* WHAT YOU NEED TO DO *
From the first record to the last, write out each one exactly.

* RECORD EXTRACTS *
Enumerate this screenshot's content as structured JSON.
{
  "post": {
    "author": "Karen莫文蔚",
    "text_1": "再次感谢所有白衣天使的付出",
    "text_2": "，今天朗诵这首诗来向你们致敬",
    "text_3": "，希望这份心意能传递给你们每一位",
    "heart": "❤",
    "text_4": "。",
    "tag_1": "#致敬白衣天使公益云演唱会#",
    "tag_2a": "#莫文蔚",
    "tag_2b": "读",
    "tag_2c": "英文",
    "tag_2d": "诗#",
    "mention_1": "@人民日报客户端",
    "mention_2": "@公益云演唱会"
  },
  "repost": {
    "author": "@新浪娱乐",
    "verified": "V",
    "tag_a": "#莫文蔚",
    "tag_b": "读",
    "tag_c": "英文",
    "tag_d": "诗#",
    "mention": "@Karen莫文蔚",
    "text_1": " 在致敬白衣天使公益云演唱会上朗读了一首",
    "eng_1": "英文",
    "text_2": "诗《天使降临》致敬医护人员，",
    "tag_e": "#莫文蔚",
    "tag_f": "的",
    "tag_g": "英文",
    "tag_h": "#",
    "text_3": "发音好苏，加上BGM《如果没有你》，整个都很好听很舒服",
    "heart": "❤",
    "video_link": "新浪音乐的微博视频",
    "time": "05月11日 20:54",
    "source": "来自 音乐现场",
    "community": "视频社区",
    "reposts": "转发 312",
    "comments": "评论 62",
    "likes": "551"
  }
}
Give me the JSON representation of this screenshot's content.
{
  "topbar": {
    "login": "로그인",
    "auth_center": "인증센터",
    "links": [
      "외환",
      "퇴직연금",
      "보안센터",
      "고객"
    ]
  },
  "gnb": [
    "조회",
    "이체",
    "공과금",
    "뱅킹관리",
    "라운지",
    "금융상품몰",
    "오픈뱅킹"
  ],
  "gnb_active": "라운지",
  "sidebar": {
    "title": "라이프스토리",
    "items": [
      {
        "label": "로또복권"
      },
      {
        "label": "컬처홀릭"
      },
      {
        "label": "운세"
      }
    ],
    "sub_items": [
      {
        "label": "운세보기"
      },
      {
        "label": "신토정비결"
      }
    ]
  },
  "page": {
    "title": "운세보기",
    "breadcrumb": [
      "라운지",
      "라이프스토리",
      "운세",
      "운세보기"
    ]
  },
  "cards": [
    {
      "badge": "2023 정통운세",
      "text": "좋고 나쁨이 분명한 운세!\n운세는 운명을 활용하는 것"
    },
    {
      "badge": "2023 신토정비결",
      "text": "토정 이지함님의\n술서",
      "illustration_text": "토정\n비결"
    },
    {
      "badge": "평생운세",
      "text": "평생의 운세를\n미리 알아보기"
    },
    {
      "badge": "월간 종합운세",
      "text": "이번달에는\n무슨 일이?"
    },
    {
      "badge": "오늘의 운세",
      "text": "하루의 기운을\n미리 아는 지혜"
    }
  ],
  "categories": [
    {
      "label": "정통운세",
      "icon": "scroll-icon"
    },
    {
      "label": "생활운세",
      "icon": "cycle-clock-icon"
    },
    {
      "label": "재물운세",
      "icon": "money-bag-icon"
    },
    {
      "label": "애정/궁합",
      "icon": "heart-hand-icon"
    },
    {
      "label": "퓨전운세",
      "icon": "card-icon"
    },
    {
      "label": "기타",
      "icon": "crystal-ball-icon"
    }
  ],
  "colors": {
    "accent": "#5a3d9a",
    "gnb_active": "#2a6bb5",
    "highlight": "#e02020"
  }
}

* EXPECTED ANSWER *
Enumerate this screenshot's content as structured JSON.
{
  "post": {
    "author": "Karen莫文蔚",
    "text_1": "再次感谢所有白衣天使的付出",
    "text_2": "，今天朗诵这首诗来向你们致敬",
    "text_3": "，希望这份心意能传递给你们每一位",
    "heart": "❤",
    "text_4": "。",
    "tag_1": "#致敬白衣天使公益云演唱会#",
    "tag_2a": "#莫文蔚",
    "tag_2b": "读",
    "tag_2c": "英文",
    "tag_2d": "诗#",
    "mention_1": "@人民日报客户端",
    "mention_2": "@公益云演唱会"
  },
  "repost": {
    "author": "@新浪娱乐",
    "verified": "V",
    "tag_a": "#莫文蔚",
    "tag_b": "读",
    "tag_c": "英文",
    "tag_d": "诗#",
    "mention": "@Karen莫文蔚",
    "text_1": " 在致敬白衣天使公益云演唱会上朗读了一首",
    "eng_1": "英文",
    "text_2": "诗《天使降临》致敬医护人员，",
    "tag_e": "#莫文蔚",
    "tag_f": "的",
    "tag_g": "英文",
    "tag_h": "#",
    "text_3": "发音好苏，加上BGM《如果没有你》，整个都很好听很舒服",
    "heart": "❤",
    "video_link": "新浪音乐的微博视频",
    "time": "05月11日 20:54",
    "source": "来自 音乐现场",
    "community": "视频社区",
    "reposts": "转发 312",
    "comments": "评论 62",
    "likes": "551"
  }
}
Give me the JSON representation of this screenshot's content.
{
  "topbar": {
    "login": "로그인",
    "auth_center": "인증센터",
    "links": [
      "외환",
      "퇴직연금",
      "보안센터",
      "고객"
    ]
  },
  "gnb": [
    "조회",
    "이체",
    "공과금",
    "뱅킹관리",
    "라운지",
    "금융상품몰",
    "오픈뱅킹"
  ],
  "gnb_active": "라운지",
  "sidebar": {
    "title": "라이프스토리",
    "items": [
      {
        "label": "로또복권"
      },
      {
        "label": "컬처홀릭"
      },
      {
        "label": "운세"
      }
    ],
    "sub_items": [
      {
        "label": "운세보기"
      },
      {
        "label": "신토정비결"
      }
    ]
  },
  "page": {
    "title": "운세보기",
    "breadcrumb": [
      "라운지",
      "라이프스토리",
      "운세",
      "운세보기"
    ]
  },
  "cards": [
    {
      "badge": "2023 정통운세",
      "text": "좋고 나쁨이 분명한 운세!\n운세는 운명을 활용하는 것"
    },
    {
      "badge": "2023 신토정비결",
      "text": "토정 이지함님의\n술서",
      "illustration_text": "토정\n비결"
    },
    {
      "badge": "평생운세",
      "text": "평생의 운세를\n미리 알아보기"
    },
    {
      "badge": "월간 종합운세",
      "text": "이번달에는\n무슨 일이?"
    },
    {
      "badge": "오늘의 운세",
      "text": "하루의 기운을\n미리 아는 지혜"
    }
  ],
  "categories": [
    {
      "label": "정통운세",
      "icon": "scroll-icon"
    },
    {
      "label": "생활운세",
      "icon": "cycle-clock-icon"
    },
    {
      "label": "재물운세",
      "icon": "money-bag-icon"
    },
    {
      "label": "애정/궁합",
      "icon": "heart-hand-icon"
    },
    {
      "label": "퓨전운세",
      "icon": "card-icon"
    },
    {
      "label": "기타",
      "icon": "crystal-ball-icon"
    }
  ],
  "colors": {
    "accent": "#5a3d9a",
    "gnb_active": "#2a6bb5",
    "highlight": "#e02020"
  }
}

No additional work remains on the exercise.